Throughout the years, different solutions have been emerged to reestablish information to individuals with limb amputation. In any case, this data is still a long way from those of the human hand in terms of expectation and adequacy.
Now, EPFL scientists have developed a code capable of transmitting for the first time to the nerves of the amputated arm all the variety of perceptions that it would have received from the nerve fibers connected to the tactile receptors of one’s hand and then communicate the information useful for the movement in an extremely natural way.
This new innovation could open new scenarios in the research on artificial prostheses and their ability to recover as much as possible the naturalness of the missing limb. Through an interdisciplinary methodology, which coordinates works on getting from neuroengineering, clinical neurology, and robotics with computer simulations of the conduct of neurons, it was conceivable to determine that by animating the fringe nerve with data fundamentally the same as those that regular finger sensors would give under ordinary conditions, the patient can get more common and viable data.
Giacomo Valle, a doctoral student at the Sant’Anna School of Advanced Studies said, “In this work, we did not start from the robotic hand but from the source of tactile information, trying to reproduce the dynamics of the natural sensors and nerve fibers that spread from the fingers when a hand touches an object. In this way, we transmitted a signal to the patient’s nervous system that was immediately recognized as natural.”

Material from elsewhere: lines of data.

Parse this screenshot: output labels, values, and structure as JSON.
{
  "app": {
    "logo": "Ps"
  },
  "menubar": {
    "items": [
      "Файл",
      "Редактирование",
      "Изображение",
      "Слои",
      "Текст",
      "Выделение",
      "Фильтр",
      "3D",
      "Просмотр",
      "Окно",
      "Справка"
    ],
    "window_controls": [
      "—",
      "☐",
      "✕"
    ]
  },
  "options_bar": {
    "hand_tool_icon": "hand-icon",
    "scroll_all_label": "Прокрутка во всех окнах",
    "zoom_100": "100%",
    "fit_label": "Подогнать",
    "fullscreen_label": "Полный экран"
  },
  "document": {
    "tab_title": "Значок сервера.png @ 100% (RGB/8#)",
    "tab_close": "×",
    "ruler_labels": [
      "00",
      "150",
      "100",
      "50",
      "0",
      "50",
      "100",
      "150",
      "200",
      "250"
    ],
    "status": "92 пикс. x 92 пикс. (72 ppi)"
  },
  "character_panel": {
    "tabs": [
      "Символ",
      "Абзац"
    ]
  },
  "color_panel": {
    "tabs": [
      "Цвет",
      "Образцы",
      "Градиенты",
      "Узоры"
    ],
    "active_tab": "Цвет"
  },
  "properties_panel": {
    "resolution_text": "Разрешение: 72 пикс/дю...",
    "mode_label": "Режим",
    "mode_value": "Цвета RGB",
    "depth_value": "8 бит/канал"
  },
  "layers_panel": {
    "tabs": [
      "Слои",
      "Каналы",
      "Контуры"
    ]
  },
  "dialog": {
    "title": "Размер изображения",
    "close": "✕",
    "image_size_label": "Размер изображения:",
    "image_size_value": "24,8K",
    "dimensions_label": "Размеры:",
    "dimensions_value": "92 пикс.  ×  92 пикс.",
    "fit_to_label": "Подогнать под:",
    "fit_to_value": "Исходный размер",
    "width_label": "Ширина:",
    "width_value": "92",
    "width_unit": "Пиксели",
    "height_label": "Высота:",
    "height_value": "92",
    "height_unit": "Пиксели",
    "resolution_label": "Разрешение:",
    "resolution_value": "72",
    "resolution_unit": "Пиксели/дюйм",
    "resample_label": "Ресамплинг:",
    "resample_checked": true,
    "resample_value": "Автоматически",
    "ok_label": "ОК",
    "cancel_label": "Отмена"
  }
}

Scientists noted, “This is a significant step forward towards an even more natural hand prosthesis because for the first time all aspects of tactile perception are taken into account. Furthermore, the code developed by the authors of the study can be applied to all prosthetic models, ensuring the sensitivity of perceptions and the effectiveness of movements.”
Silvestro Micera, professor of Bioengineering at the BioRobotics Institute of the Scuola Superiore Sant’Anna said, “Our results will allow prostheses to be both effective and usable in a natural way and not felt like a foreign body. This will significantly increase the clinical impact of these technologies.”
Prof. Paolo Rossini, clinical principal investigator of the study said, “Our hand allows us to explore the environment around our personal and interact with it. It allows us to hit hard or to stroke. It allows us to play a keyboard or lift a heavy barbell. All this variety of actions (and a thousand others) is also possible thanks to the sensory information that every movement and contact with an object sends to our nervous system. Losing sensory information is like living in a world without colors and without light / dark contrasts.”
“Being able to feel sensations in a phantom limb, or in a hand that no longer exists – comments Loretana Puglisi, one of the two patients who has experienced the system – is a significant step forward towards the development of truly functional prostheses. For the first time, I perceived the prosthesis as a natural extension of my body and not as an external part.”
The study is published in the journal Neuron.